Background: Eating disorders are serious conditions associated with an impaired health-related quality of life and increased healthcare utilization and costs. Despite the existence of evidence-based treatments, access to treatment is often delayed due to insufficient health care resources. Internet-based self-help interventions may have the potential to successfully bridge waiting time for face-to-face outpatient treatment and, thus, contribute to overcoming treatment gaps. However, little is known about the feasibility of implementing such interventions into routine healthcare. The aim of this study is to analyze the effects and feasibility of an Internet-based self-help intervention (everyBody Plus) specifically designed for patients with Bulimia Nervosa, Binge Eating Disorder and other specified feeding and eating disorders (OSFED) on a waiting list for outpatient face-to-face treatment. The aim of this paper is to describe the study protocol.
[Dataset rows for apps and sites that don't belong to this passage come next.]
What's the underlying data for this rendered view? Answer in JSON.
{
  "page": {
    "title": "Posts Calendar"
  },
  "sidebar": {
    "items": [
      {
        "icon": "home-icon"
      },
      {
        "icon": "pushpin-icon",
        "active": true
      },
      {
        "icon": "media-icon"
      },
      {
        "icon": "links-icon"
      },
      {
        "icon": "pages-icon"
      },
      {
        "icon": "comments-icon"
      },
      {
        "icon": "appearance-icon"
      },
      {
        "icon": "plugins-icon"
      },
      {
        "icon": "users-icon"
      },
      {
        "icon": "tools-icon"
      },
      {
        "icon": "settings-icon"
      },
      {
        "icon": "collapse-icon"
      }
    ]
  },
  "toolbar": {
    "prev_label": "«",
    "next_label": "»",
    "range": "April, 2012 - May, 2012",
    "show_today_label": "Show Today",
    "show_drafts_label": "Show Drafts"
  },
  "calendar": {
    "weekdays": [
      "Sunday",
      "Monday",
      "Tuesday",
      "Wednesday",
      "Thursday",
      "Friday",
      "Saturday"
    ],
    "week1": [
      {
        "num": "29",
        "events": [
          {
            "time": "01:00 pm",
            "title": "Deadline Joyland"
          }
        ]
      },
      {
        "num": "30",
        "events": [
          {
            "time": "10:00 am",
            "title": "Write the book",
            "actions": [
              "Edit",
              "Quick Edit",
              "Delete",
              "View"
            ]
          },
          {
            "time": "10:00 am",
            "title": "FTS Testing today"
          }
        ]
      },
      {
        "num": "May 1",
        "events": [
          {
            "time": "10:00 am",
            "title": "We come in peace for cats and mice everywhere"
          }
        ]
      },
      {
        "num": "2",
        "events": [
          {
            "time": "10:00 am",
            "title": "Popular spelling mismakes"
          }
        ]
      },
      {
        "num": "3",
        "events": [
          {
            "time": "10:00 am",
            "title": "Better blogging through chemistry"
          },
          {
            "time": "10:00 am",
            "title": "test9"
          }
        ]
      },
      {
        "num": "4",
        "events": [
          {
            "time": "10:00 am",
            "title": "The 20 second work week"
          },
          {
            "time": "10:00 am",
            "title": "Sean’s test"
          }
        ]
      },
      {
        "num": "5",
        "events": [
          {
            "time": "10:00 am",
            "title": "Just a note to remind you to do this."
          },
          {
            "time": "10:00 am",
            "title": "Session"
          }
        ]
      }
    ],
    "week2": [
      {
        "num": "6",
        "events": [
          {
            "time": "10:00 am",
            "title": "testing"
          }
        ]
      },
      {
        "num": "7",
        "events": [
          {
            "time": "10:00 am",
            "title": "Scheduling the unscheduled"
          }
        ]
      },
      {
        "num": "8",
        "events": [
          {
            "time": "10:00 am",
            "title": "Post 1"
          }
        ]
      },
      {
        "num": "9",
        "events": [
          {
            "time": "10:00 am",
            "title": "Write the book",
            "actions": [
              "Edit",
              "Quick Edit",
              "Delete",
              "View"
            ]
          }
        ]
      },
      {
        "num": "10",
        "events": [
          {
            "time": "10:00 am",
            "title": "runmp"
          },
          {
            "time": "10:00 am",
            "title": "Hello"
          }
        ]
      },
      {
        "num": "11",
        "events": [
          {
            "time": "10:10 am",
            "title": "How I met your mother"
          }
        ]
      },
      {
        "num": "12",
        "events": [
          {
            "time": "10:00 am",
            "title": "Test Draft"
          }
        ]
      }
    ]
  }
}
Methods: A multi-country randomized controlled trial will be conducted in Germany and the UK. N = 275 female patients awaiting outpatient treatment will be randomly allocated either to the guided online self-help intervention "everyBody Plus" or a waitlist control group condition without access to the intervention. everyBody Plus comprises eight weekly sessions that cover topics related to eating and exercise patterns, coping with negative emotions and stress as well as improving body image. Participants will receive weekly individualized feedback based on their self-monitoring and journal entries. Assessments will take place at baseline, post-intervention as well as at 6- and 12-months follow up. In addition, all participants will be asked to monitor core eating disorder symptoms weekly to provide data on the primary outcome. The primary outcome will be number of weeks after randomization until a patient achieves a clinically relevant improvement in core symptoms (BMI, binge eating, compensatory behaviors) for the first time. Secondary outcomes include frequency of core symptoms and eating disorder related attitudes and behaviors, as well as associated psychopathology. Additional secondary outcomes will be the participating therapists' confidence in treating eating disorders as well as perceived benefits of everyBody Plus for patients.
Discussion: To the best of our knowledge, this is the first randomized controlled trial examining the effects of Internet-based self-help for outpatients with eating disorders awaiting face-to-face outpatient treatment. If proven to be effective and successfully implemented, Internet-based self-help programs might be used as a first step of treatment within a stepped-care approach, thus reducing burden and cost for both patients and health care providers.
- Eating disorders
- Internet-based interventions
- Guided self-help
- Bridging waiting time
- Randomized controlled trial